- What Retirement Plans Require a QDRO?
Most retirement plans legally require a QDRO before the plan's assets can be distributed to a former spouse. They include:
- 401(k) plans
- 403(b) plans
- 457 plans
- Stock ownership plans
- Profit-sharing arrangements
- Defined benefit/pension plans
- Certain annuities
2. What is a Qualified Domestic Relations Order (“QDRO”)?
A QDRO is a specially designed court order that is required for the division of retirement benefits in a Georgia family law case. The way retirement assets are split is through the QDRO mechanism.

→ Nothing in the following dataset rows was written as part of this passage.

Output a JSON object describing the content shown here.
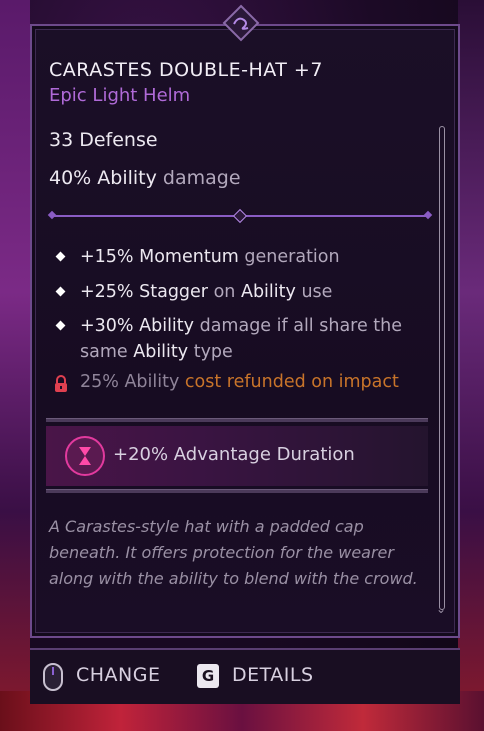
{
  "item": {
    "name": "CARASTES DOUBLE-HAT +7",
    "type": "Epic Light Helm",
    "defense_value": "33",
    "defense_label": "Defense",
    "ability_value": "40% Ability",
    "ability_label": "damage"
  },
  "perks": [
    {
      "bold": "+15% Momentum",
      "rest": "generation"
    },
    {
      "bold": "+25% Stagger",
      "mid": "on",
      "bold2": "Ability",
      "rest": "use"
    },
    {
      "bold": "+30% Ability",
      "rest": "damage if all share the",
      "line2a": "same",
      "line2b": "Ability",
      "line2c": "type"
    }
  ],
  "locked_perk": {
    "prefix": "25% Ability",
    "rest": "cost refunded on impact"
  },
  "advantage": {
    "text": "+20% Advantage Duration"
  },
  "description": "A Carastes-style hat with a padded cap beneath. It offers protection for the wearer along with the ability to blend with the crowd.",
  "footer": {
    "change_label": "CHANGE",
    "details_key": "G",
    "details_label": "DETAILS"
  },
  "colors": {
    "accent_purple": "#b06ad8",
    "locked_orange": "#c8742a",
    "advantage_pink": "#e23a9e"
  }
}
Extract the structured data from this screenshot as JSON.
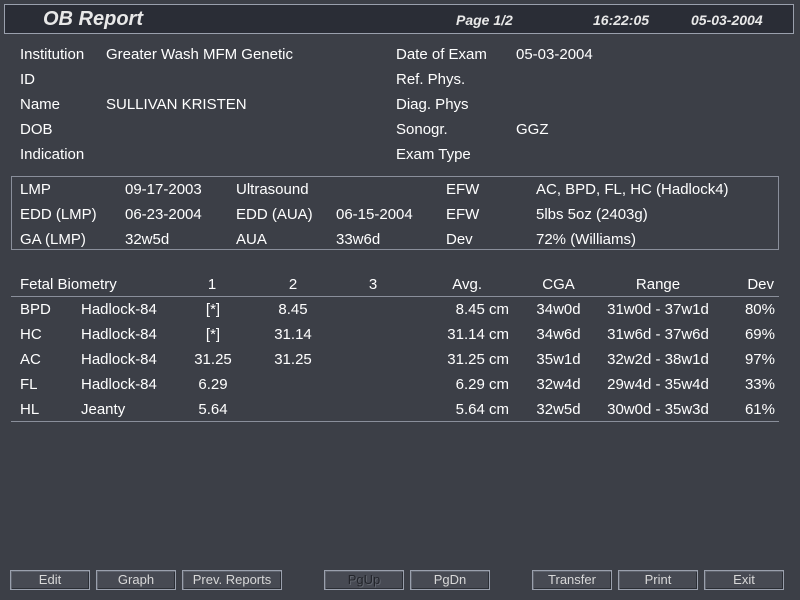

This would affect, among other retirement accounts, a 401(k) and retirement plans.
3. Why do I need an Annual Benefit Statement for a QDRO?
An Annual Benefit Statement is needed so you know exactly how much money is in the account, or how much benefit is accrued, or what's the salary and the formulas in order to create the amount that's going to be determined, as far as what that defined benefit is in the future. In short, the Annual Benefit Statement will give you an outline of the account and how much money is involved
4. Are Retirement Assets Joint Property?
In the state of Georgia, retirement accounts are considered marital property if those assets were accumulated during the marriage. Regardless of who earned more or who contributed through paycheck deductions, Georgia law sees one pot of money to be divided equally. However, if one spouse had a pension or 401(k) prior to marriage, the premarital portion is considered separate property.
5. Is a QDRO a complicated document?
Preparation of a QDRO can be time-consuming and complicated. The content requirements of a QDRO will vary from retirement program to retirement program. Usually, the Qualified Domestic Relations Order must be specifically drafted to include certain language and requirements provided by the retirement program, then submitted to the company for approval before obtaining necessary signatures from the parties and the Court. If the document lacks any specific required language, it will often be rejected.
6. When both spouses have nearly equal retirement benefits, does that change anything for the QDRO?
Two spouses who work is a common situation. So if both spouses have been working and earning retirement benefits throughout the course of the marriage, a QDRO might not be necessary since property can potentially be divided in such a way that both spouses keep their own retirement benefits and do not receive funds from the other's accounts. That can be negotiated. When spouses have similar financial profiles, it can be a "you keep yours, I'll keep mine" scenario.
And even if one spouse was a stay-at-home parent during the marriage and did not earn any retirement benefits (or simply earned less than the other spouse), it may be possible to reach a property settlement that keeps the employee spouse's retirement accounts intact but provides the other spouse with assets that account for his or her portion of the current benefits and the amount that they are likely to accrue in interest in the future.
We are local QDRO lawyers and when you have any QDRO questions, please call us at 678-215-4106.